Grading President Barack Obama's Speech:
Presentation/Delivery: A-. Obama's delivery was focused, well-crafted, and sounded like he believed in the policies he's advocating -- policies that create a level playing field, achieve fairness, reward hard work and initiative, and that help create new jobs based in the United States.
I intend to fight obstruction with action, Obama said.
We bet on American workers. We bet on American ingenuity. And tonight, the American auto industry is back.
Tonight, my message to business leaders is simple: Ask yourselves what you can do to bring jobs back to your country, and your country will do everything we can to help you succeed.
My message is simple. It's time to stop rewarding businesses that ship jobs overseas, and start rewarding companies that create jobs right here in America. Send me these tax reforms, and I'll sign them right away.
I'm announcing the creation of a Trade Enforcement Unit that will be charged with investigating unfair trade practices in countries like China. There will be more inspections to prevent counterfeit or unsafe goods from crossing our borders. And this Congress should make sure that no foreign company has an advantage over American manufacturing when it comes to accessing finance or new markets like Russia. Our workers are the most productive on Earth, and if the playing field is level, I promise you - America will always win.
Content/Substance: B+. Obama struck struck the correct balance between inspiration and practical ideas -- combined with the realpolitick power that is the presidency -- to let Congressional Republicans know: he wants a more-fair America, more-perfect union for all Americans: young, old, working-class and upper-income.
I'll oppose any effort to return to the very same policies that brought on this economic crisis in the first place, Obama said.
No, we will not go back to an economy weakened by outsourcing, bad debt, and phony financial profits, Obama said. Tonight, I want to speak about how we move forward, and lay out a blueprint for an economy that's built to last -- an economy built on American manufacturing, American energy, skills for American workers, and a renewal of American values.
And, he borrowed a page from former President Bill Clinton's political playbook: deploy populist themes, without using the phrase populist.
President Bill Clinton said: If you work hard, play by the rules, you out to be able to earn enough to live a decent life.
On Tuesday night President Obama said, Americans who work hard and play by the rules every day deserve a government and a financial system that does the same.
Overall State of the Union Grade: B+
Up Ahead In An Election Year: Hard Work

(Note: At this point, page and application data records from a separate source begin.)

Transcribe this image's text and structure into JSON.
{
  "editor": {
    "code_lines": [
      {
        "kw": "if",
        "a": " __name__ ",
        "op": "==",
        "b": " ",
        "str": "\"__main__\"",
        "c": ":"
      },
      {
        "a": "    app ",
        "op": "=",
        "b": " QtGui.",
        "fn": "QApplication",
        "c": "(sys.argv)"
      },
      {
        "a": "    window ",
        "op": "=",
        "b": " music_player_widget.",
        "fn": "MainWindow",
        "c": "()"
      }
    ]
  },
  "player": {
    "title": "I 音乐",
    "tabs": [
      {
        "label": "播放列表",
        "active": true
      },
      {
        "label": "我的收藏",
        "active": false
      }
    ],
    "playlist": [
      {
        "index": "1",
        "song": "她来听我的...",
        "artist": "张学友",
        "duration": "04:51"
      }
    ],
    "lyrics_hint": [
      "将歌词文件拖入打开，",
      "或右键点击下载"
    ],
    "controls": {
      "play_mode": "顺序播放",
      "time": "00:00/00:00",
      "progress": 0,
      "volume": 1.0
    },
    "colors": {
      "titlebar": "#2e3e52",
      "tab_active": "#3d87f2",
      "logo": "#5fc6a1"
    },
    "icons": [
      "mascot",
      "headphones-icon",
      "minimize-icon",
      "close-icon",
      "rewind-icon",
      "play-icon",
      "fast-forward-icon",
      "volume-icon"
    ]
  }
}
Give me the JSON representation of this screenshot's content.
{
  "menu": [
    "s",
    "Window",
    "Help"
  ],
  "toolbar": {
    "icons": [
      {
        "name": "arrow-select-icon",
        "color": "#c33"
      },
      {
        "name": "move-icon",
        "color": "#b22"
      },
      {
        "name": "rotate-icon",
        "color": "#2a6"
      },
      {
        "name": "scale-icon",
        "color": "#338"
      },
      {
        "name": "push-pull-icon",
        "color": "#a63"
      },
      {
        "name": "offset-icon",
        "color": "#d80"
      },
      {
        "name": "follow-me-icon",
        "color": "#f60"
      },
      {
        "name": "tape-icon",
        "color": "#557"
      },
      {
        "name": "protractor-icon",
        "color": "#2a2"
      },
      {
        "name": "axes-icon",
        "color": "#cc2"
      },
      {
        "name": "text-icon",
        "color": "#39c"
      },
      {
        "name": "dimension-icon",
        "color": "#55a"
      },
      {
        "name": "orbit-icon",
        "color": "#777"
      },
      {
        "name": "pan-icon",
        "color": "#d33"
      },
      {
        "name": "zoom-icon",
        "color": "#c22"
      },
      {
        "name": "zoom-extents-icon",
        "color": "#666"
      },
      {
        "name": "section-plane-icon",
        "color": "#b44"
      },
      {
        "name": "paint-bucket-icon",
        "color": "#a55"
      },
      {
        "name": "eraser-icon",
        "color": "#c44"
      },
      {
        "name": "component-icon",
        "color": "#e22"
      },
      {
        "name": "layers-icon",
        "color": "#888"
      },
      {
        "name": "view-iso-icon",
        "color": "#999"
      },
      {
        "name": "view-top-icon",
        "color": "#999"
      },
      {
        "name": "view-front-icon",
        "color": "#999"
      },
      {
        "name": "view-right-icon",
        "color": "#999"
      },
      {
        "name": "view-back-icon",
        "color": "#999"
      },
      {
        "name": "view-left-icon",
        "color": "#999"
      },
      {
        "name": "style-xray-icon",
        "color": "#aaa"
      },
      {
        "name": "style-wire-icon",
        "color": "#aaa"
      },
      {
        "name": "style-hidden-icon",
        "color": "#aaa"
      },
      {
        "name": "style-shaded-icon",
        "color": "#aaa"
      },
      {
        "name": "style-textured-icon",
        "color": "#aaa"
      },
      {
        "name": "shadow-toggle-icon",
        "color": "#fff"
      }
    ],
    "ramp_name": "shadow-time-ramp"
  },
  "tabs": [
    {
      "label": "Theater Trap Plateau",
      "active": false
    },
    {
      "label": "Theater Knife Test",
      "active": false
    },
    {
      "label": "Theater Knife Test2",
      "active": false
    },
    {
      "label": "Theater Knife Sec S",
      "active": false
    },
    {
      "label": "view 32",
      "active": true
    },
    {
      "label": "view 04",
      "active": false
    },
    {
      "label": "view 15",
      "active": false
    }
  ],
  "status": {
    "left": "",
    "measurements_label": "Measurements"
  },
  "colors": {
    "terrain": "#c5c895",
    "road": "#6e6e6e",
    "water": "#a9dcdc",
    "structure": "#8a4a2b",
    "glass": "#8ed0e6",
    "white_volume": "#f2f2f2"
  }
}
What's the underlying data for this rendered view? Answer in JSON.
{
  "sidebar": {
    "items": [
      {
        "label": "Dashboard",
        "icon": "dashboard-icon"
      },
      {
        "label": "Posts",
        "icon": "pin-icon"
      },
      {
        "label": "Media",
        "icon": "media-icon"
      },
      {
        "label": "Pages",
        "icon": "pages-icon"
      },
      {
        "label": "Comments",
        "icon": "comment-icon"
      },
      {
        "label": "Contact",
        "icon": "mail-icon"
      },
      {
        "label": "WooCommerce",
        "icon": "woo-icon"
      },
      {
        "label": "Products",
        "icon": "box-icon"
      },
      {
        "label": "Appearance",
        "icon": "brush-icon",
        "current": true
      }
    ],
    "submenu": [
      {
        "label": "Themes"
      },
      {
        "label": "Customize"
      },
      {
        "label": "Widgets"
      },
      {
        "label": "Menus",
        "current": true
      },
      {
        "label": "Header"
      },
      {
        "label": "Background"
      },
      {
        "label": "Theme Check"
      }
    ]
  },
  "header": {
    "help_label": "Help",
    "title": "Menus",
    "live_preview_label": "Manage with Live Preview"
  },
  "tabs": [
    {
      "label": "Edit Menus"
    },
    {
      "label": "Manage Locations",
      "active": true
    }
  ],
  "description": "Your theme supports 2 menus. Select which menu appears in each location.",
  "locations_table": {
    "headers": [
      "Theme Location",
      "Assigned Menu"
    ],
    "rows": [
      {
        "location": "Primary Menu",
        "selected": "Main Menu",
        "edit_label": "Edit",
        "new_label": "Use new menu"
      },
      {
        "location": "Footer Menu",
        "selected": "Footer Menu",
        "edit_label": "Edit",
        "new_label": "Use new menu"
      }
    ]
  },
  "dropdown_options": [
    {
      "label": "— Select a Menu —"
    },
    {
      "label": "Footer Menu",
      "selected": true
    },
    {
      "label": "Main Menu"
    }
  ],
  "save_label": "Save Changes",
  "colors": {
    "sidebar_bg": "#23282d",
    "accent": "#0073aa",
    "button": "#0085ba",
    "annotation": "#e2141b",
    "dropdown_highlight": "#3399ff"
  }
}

Still, an effective presentation and a substantive, positive speech never is enough, in and of itself -- and will not be enough in 2012 -- to determine the outcome of a presidential election.
In other words, whether you thought President Obama gave a great speech Tuesday night or not, Obama's re-election chances in November will hinge on his administration's ability to fix the economy, all other factors being equal. Moving forward, inadequate job growth of 150,000 jobs per month or less, and Obama probably will be voted out of office; adequate job growth above 200,000 jobs per month, and Obama will likely be re-elected.
Hence, Obama in 2012 faces, arguably, one of the most daunting first-term election years in the modern/postmodern era. Having inherited the financial crisis and the nation's worst recession on inauguration day 2009, Obama was then compelled to offer a smaller fiscal stimulus than what many Keynesian economists said would be necessary to get the U.S. economy growing at a strong rate. The result? Two and a half years in to the economic recovery, a sub-adequate GDP growth rate has left the U.S. with an unacceptably high unemployment rate of 8.5 percent. The nation is also short at least 10 million full-time jobs.
Part of the responsibility for that high unemployment rate rests with the Republican-led U.S. House of Representatives, the other factor in Washington's gridlock. But that doesn't and won't matter for U.S. voters, who historically see the U.S. president as manager of the economy and hold him/her responsible for its performance. In sum, Obama has about eight months to rev-up GDP growth and create jobs, and the state of the union address is but the first step that outlines how he intends to successfully complete that enormous task.